Finally, Ratzinger told the pharmacists that they must pass these authoritarian notions on to other “young people who enter the pharmaceutical professions to reflect upon the increasingly sensitive ethical implications that their actions and decisions may have.”

Now let’s get this straight. Contraception is not compulsory. Nobody in a free country can be forced to have an abortion. Assisted dying is legal in only a very few states, in very limited circumstances and it is not mandatory. So, Catholics who feel very strongly that these things are wrong have a choice – they need not do any of them.

But that’s not good enough for the pope. He wants to remove choice away from everyone else. He doesn’t just tell his flock that they must not do these things, he tells everybody else that they must do as he says. He wants abortion completely outlawed, he would like to see contraception banned and, of course, any form of assisted dying eradicated.

This overweening arrogance must be resisted. Doctors who do not wish to participate in abortions have a legal opt out, but they are obliged to refer their patient on. Some are now refusing to do even that, saying that it amounts to collusion in the abortion. Some religious pharmacists – Muslim and Christian – are taking away a woman’s right to choose contraception, and they do it legally with the consent of the Royal Pharmaceutical Society.

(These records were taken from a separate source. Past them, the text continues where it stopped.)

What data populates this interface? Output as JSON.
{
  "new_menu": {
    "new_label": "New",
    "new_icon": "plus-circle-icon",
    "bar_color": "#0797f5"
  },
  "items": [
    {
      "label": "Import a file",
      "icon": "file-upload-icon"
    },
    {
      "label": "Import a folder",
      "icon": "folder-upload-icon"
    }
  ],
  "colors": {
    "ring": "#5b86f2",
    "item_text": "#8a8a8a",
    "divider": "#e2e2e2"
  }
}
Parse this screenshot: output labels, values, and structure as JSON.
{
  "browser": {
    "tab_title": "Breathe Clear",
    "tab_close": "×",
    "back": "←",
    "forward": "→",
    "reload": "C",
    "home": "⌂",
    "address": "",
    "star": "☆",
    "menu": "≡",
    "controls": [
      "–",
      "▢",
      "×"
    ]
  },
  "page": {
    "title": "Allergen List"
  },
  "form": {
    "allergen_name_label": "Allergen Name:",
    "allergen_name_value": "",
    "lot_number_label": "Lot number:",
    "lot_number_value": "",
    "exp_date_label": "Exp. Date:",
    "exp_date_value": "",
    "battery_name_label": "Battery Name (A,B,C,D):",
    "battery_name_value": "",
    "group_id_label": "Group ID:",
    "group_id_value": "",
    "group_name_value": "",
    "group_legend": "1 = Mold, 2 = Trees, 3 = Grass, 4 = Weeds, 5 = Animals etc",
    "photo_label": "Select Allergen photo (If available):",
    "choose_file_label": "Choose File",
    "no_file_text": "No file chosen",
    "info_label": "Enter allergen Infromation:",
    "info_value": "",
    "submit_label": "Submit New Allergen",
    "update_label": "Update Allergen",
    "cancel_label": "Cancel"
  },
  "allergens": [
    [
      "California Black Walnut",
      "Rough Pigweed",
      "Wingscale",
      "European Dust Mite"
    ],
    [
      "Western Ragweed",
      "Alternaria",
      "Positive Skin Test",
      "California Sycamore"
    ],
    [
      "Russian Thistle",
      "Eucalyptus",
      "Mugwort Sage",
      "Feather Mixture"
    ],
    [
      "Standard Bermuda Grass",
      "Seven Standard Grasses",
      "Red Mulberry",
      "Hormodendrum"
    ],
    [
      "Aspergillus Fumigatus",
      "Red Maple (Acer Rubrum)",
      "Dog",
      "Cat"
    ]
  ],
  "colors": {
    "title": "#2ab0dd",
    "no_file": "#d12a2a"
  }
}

This whole question of ‘religious conscience’ is getting out of hand. Not only are religious people now demanding that they be exempted from certain aspects of their jobs (not handling alcohol or pork products in supermarkets, complaining about serving homosexuals, wanting to over-ride uniform policies and health and safety regulations) they are constantly seeking new ways to impose their beliefs on to an unwilling public.

We saw this coming two years ago and lobbied the RPS for change, without success. The time is overdue for the Government and professional bodies to tackle this problem. It can be done. In April in the USA, the state of Washington joined California in passing a policy that prohibits pharmacists from failing to dispense prescription drugs for religious or moral reasons. But an attempt to introduce a similar nationwide law will be thwarted by Bush.

The British Government – so easily and willingly manipulated by self-serving religious interests – is likely to approach the problem from the point of view of “how can we accommodate and codify these opt-outs?” rather than “if you don’t want to do the job in its entirety, then find another one.”

You would think that in decisions concerning our own personal health we would be autonomous. But no, it seems our choices can be nullified by religious activists. Our freedom to choose in so many areas is rapidly being compromised by the Vatican and the mullahs. And the professional bodies conspire to help them.

It’s time to get out the pen and paper and write to your MP. Please let us know about the response you get.

See also: AC Grayling abortion and conscientious objectors
Pope told to butt out after morning after pill speech
Those who won’t do their job properly because of religion should be given the boot
Anti-gay Christian magistrate will go to Court of Appeal

Posted 2 November 2007